Again, do not curl your tongue back as you would with the American R.
Practice making the airstream and then flick the tongue up into it. It is very important to make sure that the tongue is completely relaxed.
If you’re still getting stuck, you probably have too much tension in your tongue. You can’t try too hard. That’s the biggest mistake — it doesn’t work.
With time you will learn to separate and control the airflow from the fluttering of the tongue. This is exactly how wind instruments work.
Make sure you don’t have a scoop in your tongue while you stick it up. It needs to be flat.
If you have trouble with it don’t worry, it takes practice but you’ll soon be able to separate the flutter from the airstream and vary the airstream if you keep at it.
I recommend doing step #1 and #2 away from the trumpet several times until you are able to get that flutter tongue going. Once that happens you are ready to try it on the trumpet.
Top 2 benefits you’ll get from flutter tonguing on the trumpet
Benefit #1 — It will help you control your airspeed better
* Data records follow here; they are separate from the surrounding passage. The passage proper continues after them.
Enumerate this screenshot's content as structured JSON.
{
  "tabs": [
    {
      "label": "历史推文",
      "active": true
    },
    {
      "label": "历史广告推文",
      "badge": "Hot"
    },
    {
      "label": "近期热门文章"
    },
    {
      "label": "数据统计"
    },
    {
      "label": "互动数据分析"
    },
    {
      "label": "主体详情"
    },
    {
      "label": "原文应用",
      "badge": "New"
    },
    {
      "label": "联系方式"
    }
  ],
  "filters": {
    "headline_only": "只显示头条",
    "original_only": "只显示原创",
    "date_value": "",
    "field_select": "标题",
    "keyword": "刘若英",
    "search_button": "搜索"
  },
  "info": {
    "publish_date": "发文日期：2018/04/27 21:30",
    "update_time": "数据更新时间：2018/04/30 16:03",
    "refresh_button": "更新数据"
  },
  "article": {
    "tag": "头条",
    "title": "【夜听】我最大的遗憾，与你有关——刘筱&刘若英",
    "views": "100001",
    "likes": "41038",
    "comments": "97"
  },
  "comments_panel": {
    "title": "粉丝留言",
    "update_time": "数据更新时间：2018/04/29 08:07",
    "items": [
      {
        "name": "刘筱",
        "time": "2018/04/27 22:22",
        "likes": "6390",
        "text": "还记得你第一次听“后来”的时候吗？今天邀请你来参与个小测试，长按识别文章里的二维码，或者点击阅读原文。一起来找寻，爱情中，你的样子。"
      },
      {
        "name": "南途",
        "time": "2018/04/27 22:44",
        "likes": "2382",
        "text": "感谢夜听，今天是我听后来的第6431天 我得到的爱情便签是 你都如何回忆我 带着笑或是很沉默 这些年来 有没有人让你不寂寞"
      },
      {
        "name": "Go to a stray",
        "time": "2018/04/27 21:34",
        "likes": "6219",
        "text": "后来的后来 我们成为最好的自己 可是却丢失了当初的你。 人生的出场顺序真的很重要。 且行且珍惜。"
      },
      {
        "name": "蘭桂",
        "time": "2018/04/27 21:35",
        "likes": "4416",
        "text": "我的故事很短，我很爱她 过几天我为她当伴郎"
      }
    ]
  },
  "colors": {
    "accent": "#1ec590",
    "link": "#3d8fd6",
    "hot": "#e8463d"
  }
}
If you tried flutter tounging in the steps above, you will have heard than when you are flutter tounging, there are not gaps anywhere, and the flutter tounging is consistent among various notes.
That is the aim, that is where we want to get to with our normal trumpet playing.
At first you may need to play forte dynamic — literally, a little loud — but once you are able to do that, I encourage you to get softer and softer.
This soft flutter tongue is going to help up control our airspeed so that it remains very steady all the time.
Sometimes with students, especially younger beginners, as they go higher and lower on the range, they vary their airspeed. But if they work on flutter tonguing, that will ensure that their airspeed is very steady and constant.
If the notes are cutting out, or the flutter tounging is cutting out, it means that the airflow isn’t supporing it. You need to make sure there is a steady airstream moving in a forward direction, and at a fast speed.
Alternate between playing notes and flutter tounging those same notes in succession to get the most out of flutter tounging.
Benefit #2 — It will help you with single articulation for tongue placement
Another added benefit of flutter tonguing is that it will aid us in producing the correct tongue placement for single articulation.
Let me explain…
Remember how we said that our tongue is going to strike behind our teeth, at the top of the teeth where the gums meet the teeth?
Because the tip of the tongue goes right behind the top of our teeth, it is impossible to flutter tongue through your teeth.
So if you are a student and you are still tounging through your teeth, you want to introduce flutter tounging to your daily practice.
It may be frustrating for you at first, but I encourage you to stick with it. Over the course of several weeks, your tounging will improve significantly.
You can also add simple single articulation exercises to flutter tounging because where our tongue flutters is the most natural place for the tongue to strike during single tounging.
Flutter tonguing can wear out your chops
It is important to remember that flutter tounging can wear out your chops if you do it too much.
I recommend only doing it about 5 minutes in each practice session, just once a day. You can, however, do much of it, if you do it just on air without the trumpet.